Tuesday, March 19, 2019

More Than I Do: A Brief Review Of The New Album From Sleeper

Dateline 8 September 1996: Sebadoh and Elliott Smith are playing the "new" 9:30 Club in Washington, D.C. (Seeing as how the club had only been open about nine months, it really was "new" then.) Not too far away, Britpop darlings Sleeper are playing the "old" Black Cat club (the one that seemed smaller, about half-a-block down 14th Street from the current location).

I chose to see Sleeper instead of Sebadoh and Smith, forgoing the hip American ticket that night in favor of the chance to see one of my then-favorite U.K. acts here on these shores. Sleeper burned through most of their first two albums in the course of delivering what I'd rank right up there with one of the best concerts I've ever seen in this city. And I saw Loop and Nirvana in 1990, and The Pixies and Happy Mondays in 1989, so...

Sleeper went on to release a third album the next year, the underrated Pleased To Meet Me, and Britpop tottered on, with this fan obsessing over Kenickie and theaudience in the next few years after that. Still, Sleeper were remarkably good back then, which makes it more shocking to report how wonderful they still sound now in 2019. Here with a reunion record no one asked for (and even fewer people expected), Sleeper are dropping The Modern Age via their own Gorsky Records label this Friday.

The line-up this time around features three original members -- Louise Wenner on vocals, Jon Stewart on guitars, and Andy Maclure on drums -- and one new player -- Kieron Pepper from The Prodigy on bass -- but the group sounds nearly the same as they did in 1996. Opener "Paradise Waiting" echoes "She's A Good Girl" but with more punch, while lead single "Look At You Now" recalls, despite some sleek production effects, the louder songs on the band's fine debut LP from so many decades ago. Wenner, one of the best front-persons in rock ever, leads this material into a few new places, while offering up the very kind of thing that made The It Girl such an essential record back in '96.

And while lots and lots of The Modern Age has more heft than the band's last official release, I found myself drawn more to the mid-tempo selections here like "Car Into The Sea", one of Wenner's finest vocal performances, I think, and "More Than I Do", a languid ramble that seems of a piece with "What Do I Do Now?" but with a far bigger pay-off in sonic terms. Still, even with numbers like those, and the odd-but-lovely closer "Big Black Sun", fans of this band are going to line up here for tracks that sound a whole lot like the sort of thing that propelled this band to popularity in the first place. So rest assured that "The Sun Also Rises", "Cellophane", and especially "Dig" can safely sit next to lots of the best stuff from Smart.

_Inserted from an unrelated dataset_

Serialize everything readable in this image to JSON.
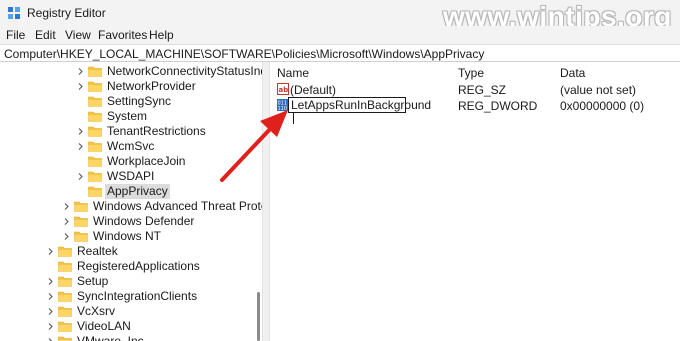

The Modern Age works very, very well. It's the rare reunion album that actually feels necessary. So much of what's here is more urgent than what was on Pleased To Meet Me and a fan could be forgiven for wishing that this had been the band's third album, and not their fourth, some 22 years removed from their last public offering. Produced by Stephen Street, The Modern Age roars and soars where necessary, reminding again just what a fantastic singer and songwriter Louise Wenner is, especially when fronting a tight outfit like this one.

The Modern Age is out on Friday via the band's own label, Gorsky Records.

More details on Sleeper via the band's official Facebook page.

[Photo: Uncredited photo from the band's official Facebook page]